Thomas DiNapoli, New York State’s Comptroller, sharply criticized the management of the New York Racing Association for its failure to plan capital expenditures. The findings are not surprising to anyone who has observed the government-controlled agency in action, but is yet another disturbing red flag for the future of racing in New York.
Under New York law, the operator of the racino at Aqueduct pays a share of its net revenues to NYRA: a defined percentage is for capital expenditures, another for purses and a third for operating expenses. The audit examined what NYRA does with the money for capital expenditures.
DiNapoli concluded – unremarkably one would think – that “[s]ound business practices include both long-term and short-term capital project planning,” but “NYRA’s planning was weak.” Particularly disturbing is that the Comptroller’s office cited NYRA for similar deficiencies in 2007, shortly before NYRA filed for bankruptcy.
While NYRA did submit capital plans to its Board of Directors, the documents were apparently not worth the paper they were printed on. DiNapoli’s office found that over $7 million was spent on projects that were not included on the submitted plans, and another 114 projects that were on the lists were not initiated during the audit period.
As an example of the lack of planning, DiNapoli cited the Longshots simulcast facility and sports bar that was built at Aqueduct. Genting, the racino operator, was committed to paying $5 million with NYRA being on the hook for anything over that amount. In large part because of change orders, the cost spiraled to $9.4 million. According to the report:
“The three largest change orders, exceeding $1 million, related to the installation of audiovisual equipment and HVAC-related work. Because these items were basic to an indoor simulcast center, we question how and why they were overlooked to such an extent in the original planning and design of Longshots.”
That fiasco – the project was also delayed by two years – is typical of NYRA’s “management” of capital projects. The DiNapoli audit also faulted NYRA for not adhering to basic components of any capital plan: “its annual plans lacked pertinent details regarding the projects to be financed, such as completion dates, and support for their associated costs.”
In addition, DiNapoli faulted NYRA for using funds intended for capital projects on routine maintenance. That allows NYRA to maintain its well-publicized fiction that it is now operating in the black without consideration of VLT revenues. Of course, when VLT revenues for capital projects are reducing the need to rely on operating revenues, it becomes the NYRA version of three-card monte.
NYRA responded to the audit by denying any deficiencies in its planning, while not disputing any of the factual conclusions in the audit. As they are wont to do when criticized, they blamed others for any issues. Genting was to be blamed for Longshots because they were in charge of the project, ignoring that when you are exposed for what turned out to be almost half the costs, a responsible manager would intervene. The state’s Franchise Oversight Board – a group like the NYRA Board composed largely of Cuomo appointees – was identified as having approved the plans NYRA submitted.
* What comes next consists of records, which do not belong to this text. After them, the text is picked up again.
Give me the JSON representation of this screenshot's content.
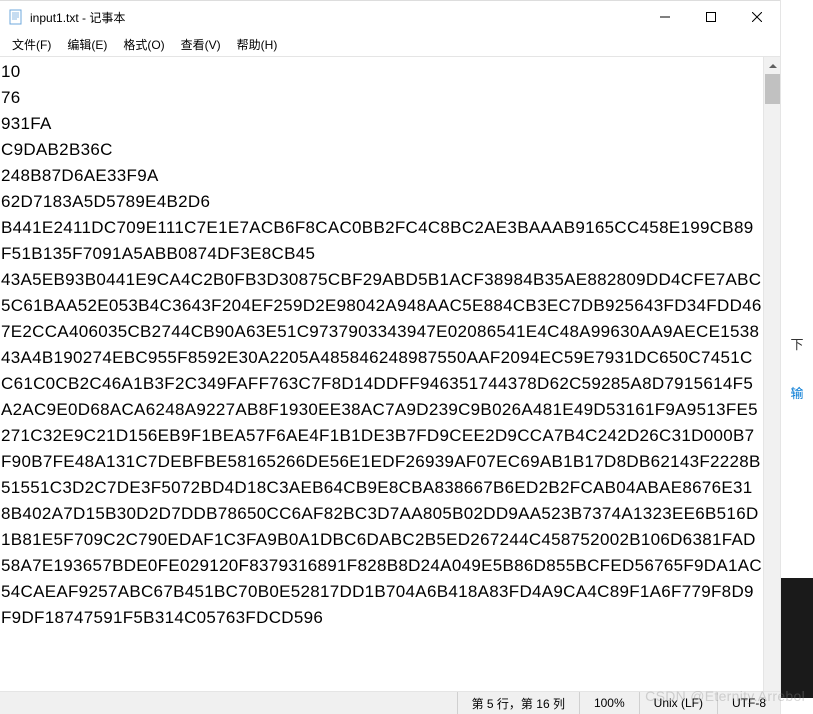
{
  "titlebar": {
    "title": "input1.txt - 记事本"
  },
  "menu": {
    "file": "文件(F)",
    "edit": "编辑(E)",
    "format": "格式(O)",
    "view": "查看(V)",
    "help": "帮助(H)"
  },
  "content": "10\n76\n931FA\nC9DAB2B36C\n248B87D6AE33F9A\n62D7183A5D5789E4B2D6\nB441E2411DC709E111C7E1E7ACB6F8CAC0BB2FC4C8BC2AE3BAAAB9165CC458E199CB89F51B135F7091A5ABB0874DF3E8CB45\n43A5EB93B0441E9CA4C2B0FB3D30875CBF29ABD5B1ACF38984B35AE882809DD4CFE7ABC5C61BAA52E053B4C3643F204EF259D2E98042A948AAC5E884CB3EC7DB925643FD34FDD467E2CCA406035CB2744CB90A63E51C9737903343947E02086541E4C48A99630AA9AECE153843A4B190274EBC955F8592E30A2205A485846248987550AAF2094EC59E7931DC650C7451CC61C0CB2C46A1B3F2C349FAFF763C7F8D14DDFF946351744378D62C59285A8D7915614F5A2AC9E0D68ACA6248A9227AB8F1930EE38AC7A9D239C9B026A481E49D53161F9A9513FE5271C32E9C21D156EB9F1BEA57F6AE4F1B1DE3B7FD9CEE2D9CCA7B4C242D26C31D000B7F90B7FE48A131C7DEBFBE58165266DE56E1EDF26939AF07EC69AB1B17D8DB62143F2228B51551C3D2C7DE3F5072BD4D18C3AEB64CB9E8CBA838667B6ED2B2FCAB04ABAE8676E318B402A7D15B30D2D7DDB78650CC6AF82BC3D7AA805B02DD9AA523B7374A1323EE6B516D1B81E5F709C2C790EDAF1C3FA9B0A1DBC6DABC2B5ED267244C458752002B106D6381FAD58A7E193657BDE0FE029120F8379316891F828B8D24A049E5B86D855BCFED56765F9DA1AC54CAEAF9257ABC67B451BC70B0E52817DD1B704A6B418A83FD4A9CA4C89F1A6F779F8D9F9DF18747591F5B314C05763FDCD596",
  "status": {
    "cursor": "第 5 行，第 16 列",
    "zoom": "100%",
    "line_ending": "Unix (LF)",
    "encoding": "UTF-8"
  },
  "right_panel": {
    "label1": "下",
    "label2": "输"
  },
  "watermark": "CSDN @Eternity.Arrebol"
}
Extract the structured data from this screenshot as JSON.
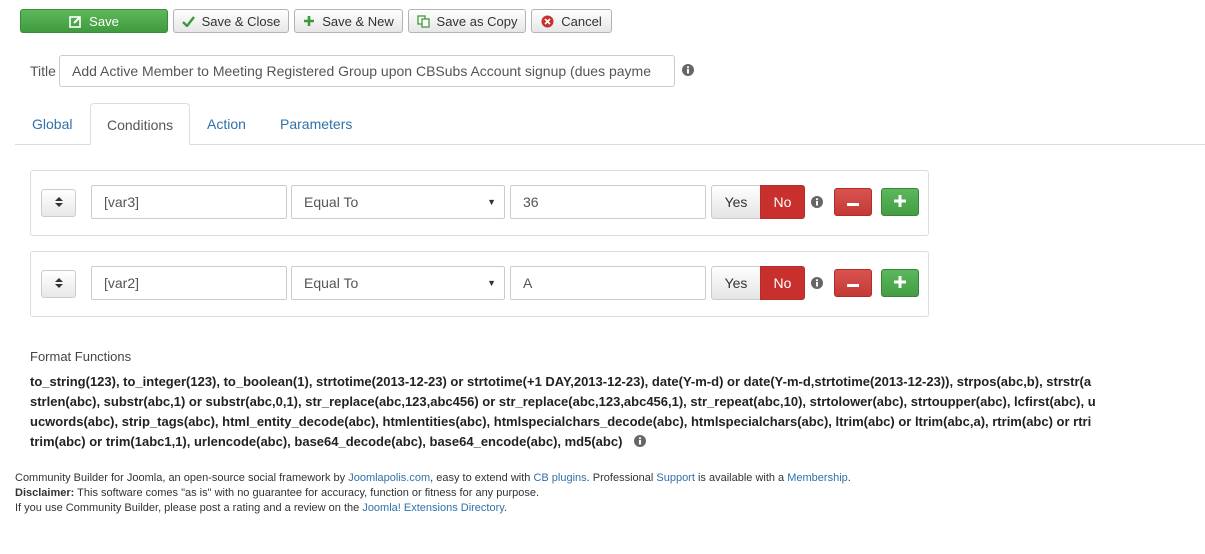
{
  "toolbar": {
    "save": "Save",
    "save_close": "Save & Close",
    "save_new": "Save & New",
    "save_copy": "Save as Copy",
    "cancel": "Cancel"
  },
  "title": {
    "label": "Title",
    "value": "Add Active Member to Meeting Registered Group upon CBSubs Account signup (dues payme"
  },
  "tabs": [
    {
      "label": "Global"
    },
    {
      "label": "Conditions"
    },
    {
      "label": "Action"
    },
    {
      "label": "Parameters"
    }
  ],
  "conditions": [
    {
      "field": "[var3]",
      "operator": "Equal To",
      "value": "36",
      "yes": "Yes",
      "no": "No"
    },
    {
      "field": "[var2]",
      "operator": "Equal To",
      "value": "A",
      "yes": "Yes",
      "no": "No"
    }
  ],
  "format_functions": {
    "label": "Format Functions",
    "lines": [
      "to_string(123), to_integer(123), to_boolean(1), strtotime(2013-12-23) or strtotime(+1 DAY,2013-12-23), date(Y-m-d) or date(Y-m-d,strtotime(2013-12-23)), strpos(abc,b), strstr(a",
      "strlen(abc), substr(abc,1) or substr(abc,0,1), str_replace(abc,123,abc456) or str_replace(abc,123,abc456,1), str_repeat(abc,10), strtolower(abc), strtoupper(abc), lcfirst(abc), u",
      "ucwords(abc), strip_tags(abc), html_entity_decode(abc), htmlentities(abc), htmlspecialchars_decode(abc), htmlspecialchars(abc), ltrim(abc) or ltrim(abc,a), rtrim(abc) or rtri",
      "trim(abc) or trim(1abc1,1), urlencode(abc), base64_decode(abc), base64_encode(abc), md5(abc)"
    ]
  },
  "footer": {
    "l1_a": "Community Builder for Joomla, an open-source social framework by ",
    "l1_link1": "Joomlapolis.com",
    "l1_b": ", easy to extend with ",
    "l1_link2": "CB plugins",
    "l1_c": ". Professional ",
    "l1_link3": "Support",
    "l1_d": " is available with a ",
    "l1_link4": "Membership",
    "l1_e": ".",
    "l2_bold": "Disclaimer:",
    "l2_text": " This software comes \"as is\" with no guarantee for accuracy, function or fitness for any purpose.",
    "l3_a": "If you use Community Builder, please post a rating and a review on the ",
    "l3_link": "Joomla! Extensions Directory",
    "l3_b": "."
  },
  "colors": {
    "save_green": "#4cae4c",
    "danger_red": "#c7302c",
    "link_blue": "#3071a9"
  },
  "icons": {
    "save": "edit-icon",
    "save_close": "check-icon",
    "save_new": "plus-icon",
    "save_copy": "copy-icon",
    "cancel": "cancel-circle-icon",
    "info": "info-icon",
    "sort": "sort-icon",
    "remove": "minus-icon",
    "add": "plus-icon"
  }
}
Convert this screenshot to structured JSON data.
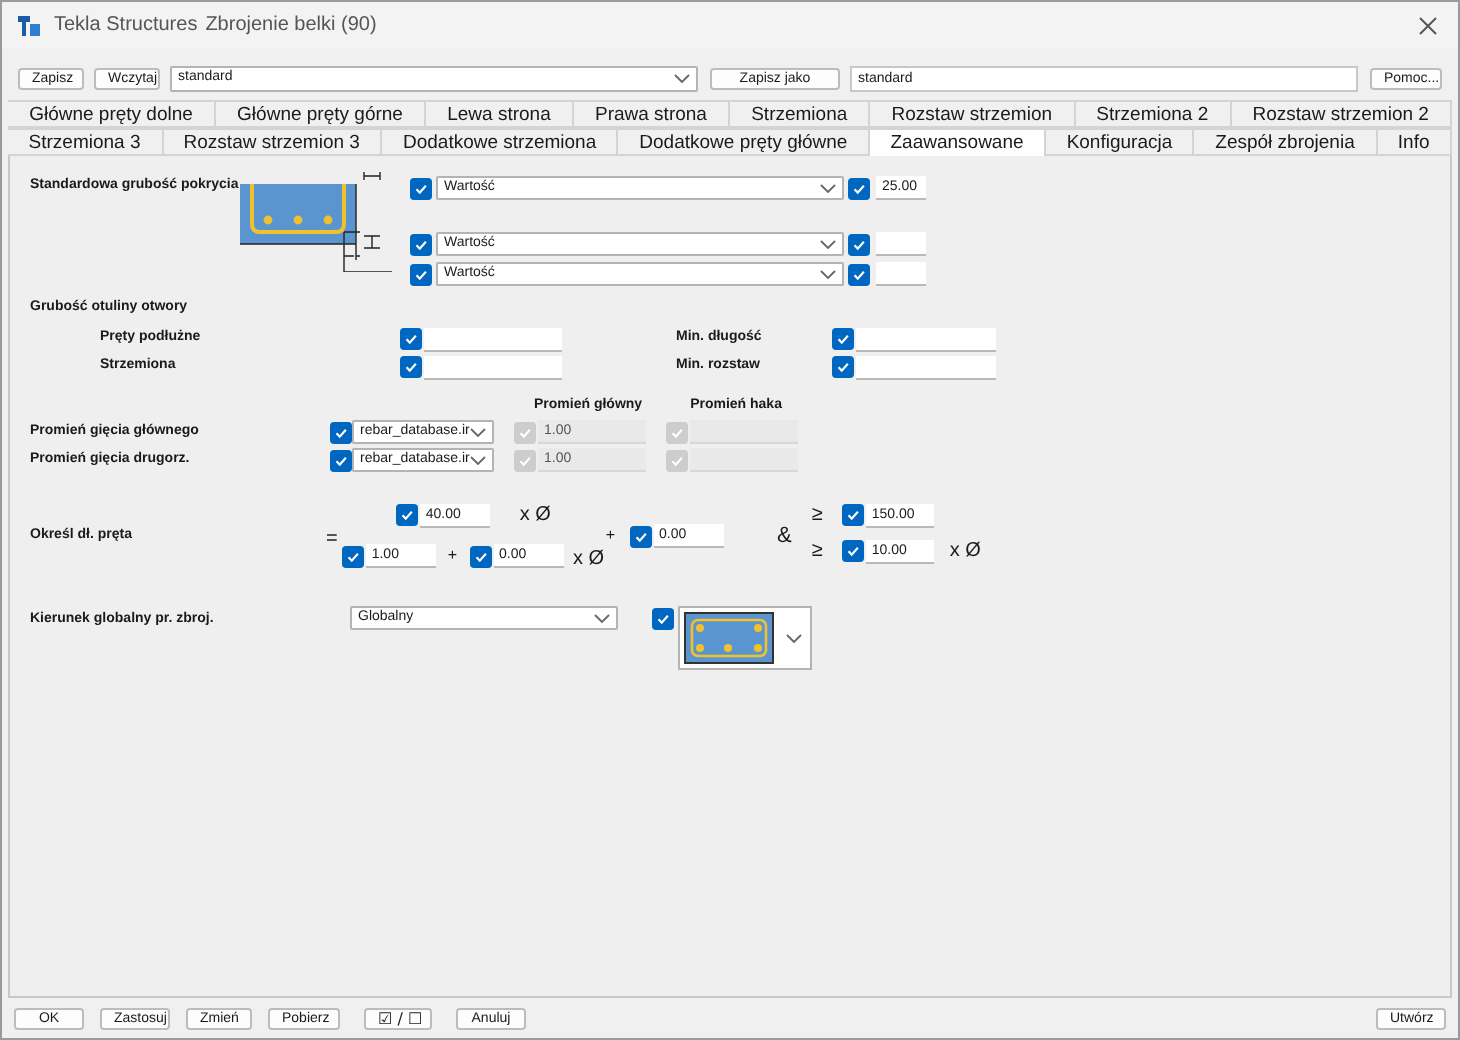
{
  "window": {
    "app": "Tekla Structures",
    "title": "Zbrojenie belki (90)"
  },
  "toolbar": {
    "save": "Zapisz",
    "load": "Wczytaj",
    "preset": "standard",
    "save_as": "Zapisz jako",
    "save_as_name": "standard",
    "help": "Pomoc..."
  },
  "tab_rows": [
    [
      {
        "label": "Główne pręty dolne",
        "selected": false
      },
      {
        "label": "Główne pręty górne",
        "selected": false
      },
      {
        "label": "Lewa strona",
        "selected": false
      },
      {
        "label": "Prawa strona",
        "selected": false
      },
      {
        "label": "Strzemiona",
        "selected": false
      },
      {
        "label": "Rozstaw strzemion",
        "selected": false
      },
      {
        "label": "Strzemiona 2",
        "selected": false
      },
      {
        "label": "Rozstaw strzemion 2",
        "selected": false
      }
    ],
    [
      {
        "label": "Strzemiona 3",
        "selected": false
      },
      {
        "label": "Rozstaw strzemion 3",
        "selected": false
      },
      {
        "label": "Dodatkowe strzemiona",
        "selected": false
      },
      {
        "label": "Dodatkowe pręty główne",
        "selected": false
      },
      {
        "label": "Zaawansowane",
        "selected": true
      },
      {
        "label": "Konfiguracja",
        "selected": false
      },
      {
        "label": "Zespół zbrojenia",
        "selected": false
      },
      {
        "label": "Info",
        "selected": false
      }
    ]
  ],
  "cover": {
    "label": "Standardowa grubość pokrycia",
    "rows": [
      {
        "checked": true,
        "option": "Wartość",
        "value_checked": true,
        "value": "25.00"
      },
      {
        "checked": true,
        "option": "Wartość",
        "value_checked": true
      },
      {
        "checked": true,
        "option": "Wartość",
        "value_checked": true
      }
    ]
  },
  "opening_cover": {
    "label": "Grubość otuliny  otwory",
    "fields": [
      {
        "label": "Pręty podłużne",
        "checked": true
      },
      {
        "label": "Min. długość",
        "checked": true
      },
      {
        "label": "Strzemiona",
        "checked": true
      },
      {
        "label": "Min. rozstaw",
        "checked": true
      }
    ]
  },
  "bend_radius": {
    "headers": [
      "Promień główny",
      "Promień haka"
    ],
    "rows": [
      {
        "label": "Promień gięcia głównego",
        "checked": true,
        "option": "rebar_database.ir",
        "main_checked": true,
        "main_disabled": true,
        "main_value": "1.00",
        "hook_checked": true,
        "hook_disabled": true
      },
      {
        "label": "Promień gięcia drugorz.",
        "checked": true,
        "option": "rebar_database.ir",
        "main_checked": true,
        "main_disabled": true,
        "main_value": "1.00",
        "hook_checked": true,
        "hook_disabled": true
      }
    ]
  },
  "length": {
    "label": "Określ dł. pręta",
    "equals": "=",
    "numerator": {
      "checked": true,
      "value": "40.00"
    },
    "times_1": "x Ø",
    "denominator_a": {
      "checked": true,
      "value": "1.00"
    },
    "plus_1": "+",
    "denominator_b": {
      "checked": true,
      "value": "0.00"
    },
    "times_2": "x Ø",
    "plus_2": "+",
    "offset": {
      "checked": true,
      "value": "0.00"
    },
    "and": "&",
    "minimums": [
      {
        "sign": "≥",
        "checked": true,
        "value": "150.00"
      },
      {
        "sign": "≥",
        "checked": true,
        "value": "10.00",
        "suffix": "x Ø"
      }
    ]
  },
  "direction": {
    "label": "Kierunek globalny pr. zbroj.",
    "option": "Globalny",
    "checked": true
  },
  "footer": {
    "left": [
      "OK",
      "Zastosuj",
      "Zmień",
      "Pobierz",
      "☑ / ☐",
      "Anuluj"
    ],
    "right": "Utwórz"
  }
}
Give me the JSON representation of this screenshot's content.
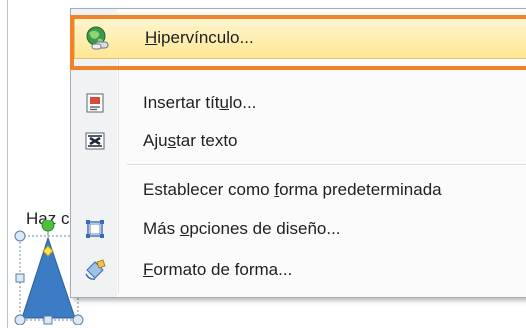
{
  "backdrop": {
    "partial_text": "Haz c"
  },
  "context_menu": {
    "items": [
      {
        "pre": "",
        "ul": "H",
        "post": "ipervínculo...",
        "icon": "hyperlink-globe-icon"
      },
      {
        "pre": "Insertar tít",
        "ul": "u",
        "post": "lo...",
        "icon": "insert-caption-icon"
      },
      {
        "pre": "Aju",
        "ul": "s",
        "post": "tar texto",
        "icon": "wrap-text-icon"
      },
      {
        "pre": "Establecer como ",
        "ul": "f",
        "post": "orma predeterminada",
        "icon": ""
      },
      {
        "pre": "Más ",
        "ul": "o",
        "post": "pciones de diseño...",
        "icon": "layout-options-icon"
      },
      {
        "pre": "",
        "ul": "F",
        "post": "ormato de forma...",
        "icon": "format-shape-icon"
      }
    ]
  },
  "colors": {
    "highlight_border": "#f0832a",
    "hover_fill": "#fde794",
    "shape_fill": "#3b7cc4",
    "handle_green": "#4cbf3d"
  }
}
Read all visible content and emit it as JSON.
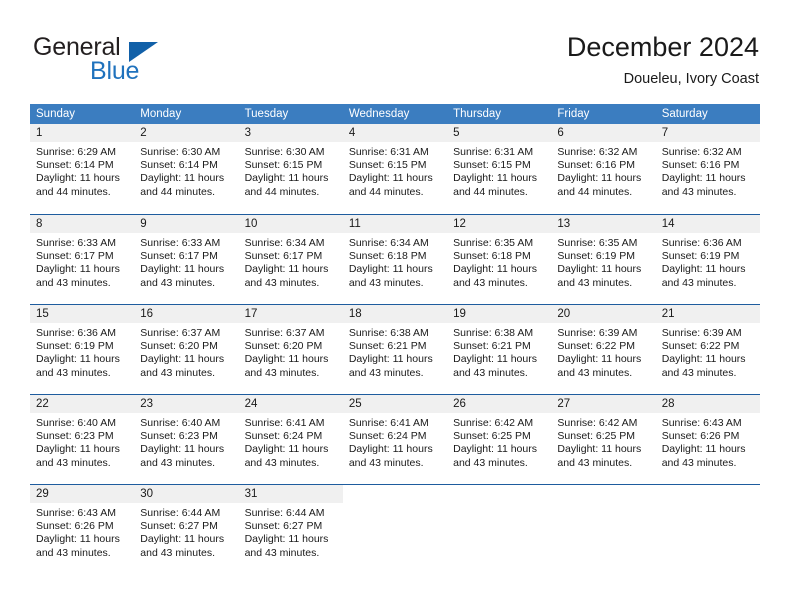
{
  "brand": {
    "name_top": "General",
    "name_bottom": "Blue",
    "logo_icon": "blue-triangle-icon",
    "colors": {
      "dark": "#231f20",
      "blue": "#1f72bd",
      "triangle": "#1160a8"
    }
  },
  "header": {
    "title": "December 2024",
    "subtitle": "Doueleu, Ivory Coast"
  },
  "calendar": {
    "header_bg": "#3b7dc0",
    "row_divider": "#1e5c9e",
    "daynum_bg": "#f0f0f0",
    "weekdays": [
      "Sunday",
      "Monday",
      "Tuesday",
      "Wednesday",
      "Thursday",
      "Friday",
      "Saturday"
    ],
    "weeks": [
      [
        {
          "day": "1",
          "lines": [
            "Sunrise: 6:29 AM",
            "Sunset: 6:14 PM",
            "Daylight: 11 hours and 44 minutes."
          ]
        },
        {
          "day": "2",
          "lines": [
            "Sunrise: 6:30 AM",
            "Sunset: 6:14 PM",
            "Daylight: 11 hours and 44 minutes."
          ]
        },
        {
          "day": "3",
          "lines": [
            "Sunrise: 6:30 AM",
            "Sunset: 6:15 PM",
            "Daylight: 11 hours and 44 minutes."
          ]
        },
        {
          "day": "4",
          "lines": [
            "Sunrise: 6:31 AM",
            "Sunset: 6:15 PM",
            "Daylight: 11 hours and 44 minutes."
          ]
        },
        {
          "day": "5",
          "lines": [
            "Sunrise: 6:31 AM",
            "Sunset: 6:15 PM",
            "Daylight: 11 hours and 44 minutes."
          ]
        },
        {
          "day": "6",
          "lines": [
            "Sunrise: 6:32 AM",
            "Sunset: 6:16 PM",
            "Daylight: 11 hours and 44 minutes."
          ]
        },
        {
          "day": "7",
          "lines": [
            "Sunrise: 6:32 AM",
            "Sunset: 6:16 PM",
            "Daylight: 11 hours and 43 minutes."
          ]
        }
      ],
      [
        {
          "day": "8",
          "lines": [
            "Sunrise: 6:33 AM",
            "Sunset: 6:17 PM",
            "Daylight: 11 hours and 43 minutes."
          ]
        },
        {
          "day": "9",
          "lines": [
            "Sunrise: 6:33 AM",
            "Sunset: 6:17 PM",
            "Daylight: 11 hours and 43 minutes."
          ]
        },
        {
          "day": "10",
          "lines": [
            "Sunrise: 6:34 AM",
            "Sunset: 6:17 PM",
            "Daylight: 11 hours and 43 minutes."
          ]
        },
        {
          "day": "11",
          "lines": [
            "Sunrise: 6:34 AM",
            "Sunset: 6:18 PM",
            "Daylight: 11 hours and 43 minutes."
          ]
        },
        {
          "day": "12",
          "lines": [
            "Sunrise: 6:35 AM",
            "Sunset: 6:18 PM",
            "Daylight: 11 hours and 43 minutes."
          ]
        },
        {
          "day": "13",
          "lines": [
            "Sunrise: 6:35 AM",
            "Sunset: 6:19 PM",
            "Daylight: 11 hours and 43 minutes."
          ]
        },
        {
          "day": "14",
          "lines": [
            "Sunrise: 6:36 AM",
            "Sunset: 6:19 PM",
            "Daylight: 11 hours and 43 minutes."
          ]
        }
      ],
      [
        {
          "day": "15",
          "lines": [
            "Sunrise: 6:36 AM",
            "Sunset: 6:19 PM",
            "Daylight: 11 hours and 43 minutes."
          ]
        },
        {
          "day": "16",
          "lines": [
            "Sunrise: 6:37 AM",
            "Sunset: 6:20 PM",
            "Daylight: 11 hours and 43 minutes."
          ]
        },
        {
          "day": "17",
          "lines": [
            "Sunrise: 6:37 AM",
            "Sunset: 6:20 PM",
            "Daylight: 11 hours and 43 minutes."
          ]
        },
        {
          "day": "18",
          "lines": [
            "Sunrise: 6:38 AM",
            "Sunset: 6:21 PM",
            "Daylight: 11 hours and 43 minutes."
          ]
        },
        {
          "day": "19",
          "lines": [
            "Sunrise: 6:38 AM",
            "Sunset: 6:21 PM",
            "Daylight: 11 hours and 43 minutes."
          ]
        },
        {
          "day": "20",
          "lines": [
            "Sunrise: 6:39 AM",
            "Sunset: 6:22 PM",
            "Daylight: 11 hours and 43 minutes."
          ]
        },
        {
          "day": "21",
          "lines": [
            "Sunrise: 6:39 AM",
            "Sunset: 6:22 PM",
            "Daylight: 11 hours and 43 minutes."
          ]
        }
      ],
      [
        {
          "day": "22",
          "lines": [
            "Sunrise: 6:40 AM",
            "Sunset: 6:23 PM",
            "Daylight: 11 hours and 43 minutes."
          ]
        },
        {
          "day": "23",
          "lines": [
            "Sunrise: 6:40 AM",
            "Sunset: 6:23 PM",
            "Daylight: 11 hours and 43 minutes."
          ]
        },
        {
          "day": "24",
          "lines": [
            "Sunrise: 6:41 AM",
            "Sunset: 6:24 PM",
            "Daylight: 11 hours and 43 minutes."
          ]
        },
        {
          "day": "25",
          "lines": [
            "Sunrise: 6:41 AM",
            "Sunset: 6:24 PM",
            "Daylight: 11 hours and 43 minutes."
          ]
        },
        {
          "day": "26",
          "lines": [
            "Sunrise: 6:42 AM",
            "Sunset: 6:25 PM",
            "Daylight: 11 hours and 43 minutes."
          ]
        },
        {
          "day": "27",
          "lines": [
            "Sunrise: 6:42 AM",
            "Sunset: 6:25 PM",
            "Daylight: 11 hours and 43 minutes."
          ]
        },
        {
          "day": "28",
          "lines": [
            "Sunrise: 6:43 AM",
            "Sunset: 6:26 PM",
            "Daylight: 11 hours and 43 minutes."
          ]
        }
      ],
      [
        {
          "day": "29",
          "lines": [
            "Sunrise: 6:43 AM",
            "Sunset: 6:26 PM",
            "Daylight: 11 hours and 43 minutes."
          ]
        },
        {
          "day": "30",
          "lines": [
            "Sunrise: 6:44 AM",
            "Sunset: 6:27 PM",
            "Daylight: 11 hours and 43 minutes."
          ]
        },
        {
          "day": "31",
          "lines": [
            "Sunrise: 6:44 AM",
            "Sunset: 6:27 PM",
            "Daylight: 11 hours and 43 minutes."
          ]
        },
        {
          "day": "",
          "lines": []
        },
        {
          "day": "",
          "lines": []
        },
        {
          "day": "",
          "lines": []
        },
        {
          "day": "",
          "lines": []
        }
      ]
    ]
  }
}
NYRA also cited what it has done for long-term capital planning. It appointed a Long-Term Planning Committee at one of its first Reorganization Board meetings almost three years ago. To the best of my knowledge – and I have attended or observed every Board meeting – this Committee has never done anything, other than recommending an $800,000 consultant to advise it on long-term planning.
NYRA further said it “has been, and is currently, engaged in significant long-term planning for Saratoga.” They are referring to a comprehensive plan for the track prepared by Turnberry Consulting, and available on its web site. One of the most significant changes recommended by the report is eliminating the parking inside the fence along Union Avenue, and replacing it with an expanded area for picnic tables and an amphitheater. At a Saratoga preview held at the Museum of Racing – across the street from the site of the parking area – NYRA’s CEO and President Chris Kay had no idea that this was being proposed. So much for NYRA’s “engagement.”
It would be one thing if this the lack of capital planning was an aberration – and, of course, not identified as a deficiency eight years earlier prior to a bankruptcy filing – but NYRA’s inability to plan is a major problem. The 2014 Belmont Stakes was not a fiasco because of the unexpected, but because of a lackadaisical approach to even the most rudimentary planning. The NYRA Board has been talking about restoring off-track betting to New York City for the three years of its existence, yet nothing has happened.
There is one area, however, that is the most troubling. The one thing that the NYRA Reorganization Board was required to do in the legislation written by the Cuomo Administration was to come up with a plan to return New York’s premier racing to a not-for-profit entity instead of a government-controlled one in April of this year. It is the only thing they were required to do. The transition was to happen this month. They did not do it, and the budget for this fiscal year extended both deadlines for a year.
If this persistent, demonstrated incompetence is not enough to cause you concern, ponder this. A proposal drafted by NYRA’s General Counsel and presented to the Board last November called for the current Board to appoint the new one under a reorganization plan. That’s right, the idea to get the government out of running New York’s racing was to have the government appointees select their successor. What could go wrong with that idea?